Services on Demand
Revista Brasileira de Medicina do Esporte
On-line version ISSN 1806-9940
SOUZA, Renato Aparecido et al. Influence of the short and long term supplementation of creatine on the plasmatic concentrations of glucose and lactate in Wistar rats. Rev Bras Med Esporte [online]. 2006, vol.12, n.6, pp.361-365. ISSN 1806-9940. http://dx.doi.org/10.1590/S1517-86922006000600012.
Recent studies suggest that the creatine supplementation can interfere with glucose uptake and lactate production during the physical activity. The aim of this study was to investigate the effects of the short-term (5 g.kg1 for 1 week) and long-term (1 g.kg1 for 8 weeks) creatine supplementation on the plasmatic concentrations of glucose and lactate of sedentary and exercised (swimming to 80% of the tolerated maximum load) rats. Seventy two male Wistar rats (240 ± 10 g) were used and divided equally in 4 experimental groups (n = 18): CON - sedentary rats without supplementation; NAT - exercised rats without supplementation; CRE - sedentary rats with supplementation; CRE + NAT - exercised rats with supplementation. The blood samples were obtained weekly before and after the maximum load test. Before the maximum load test, except for the group CRE-NAT (3-5 weeks), that presented lower level of plasma glucose concentration in relationship the other groups, all the other results were similar among the experimental groups. After the maximum load test, all of the experimental groups presented reduction of the plasma glucose concentration and increase of the plasma lactate concentration. However, in relation to the glucose, this reduction was significantly (p < 0.05) pronounced in the groups CRE (1-4 weeks) and CRE + NAT (1-8 weeks), and in relation to the lactate, the increase was significantly (p < 0.05) smaller in the groups CRE (1-2 weeks) and CRE + NAT (1-8 weeks). The findings of this study suggest that the adopted regime of supplementation influenced the metabolic glycemic profile, minimized the lactate accumulation and increased the maximum load supported in the animals supplemented.

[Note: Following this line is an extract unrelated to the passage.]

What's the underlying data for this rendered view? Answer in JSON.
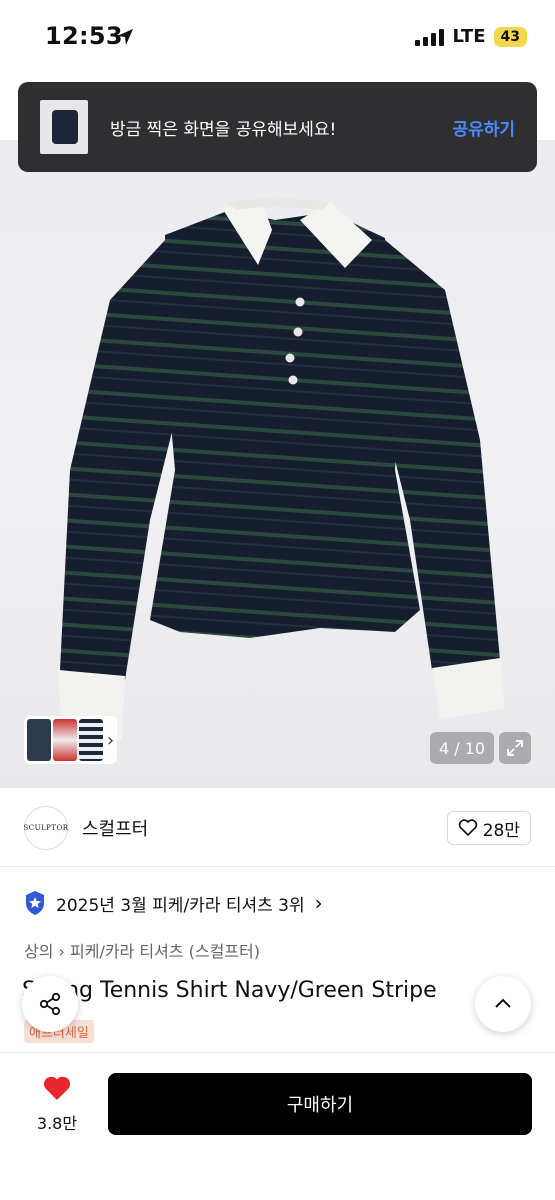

Keywords : Creatine supplementation; Ergogenic aid; Bioenergetic; Rats.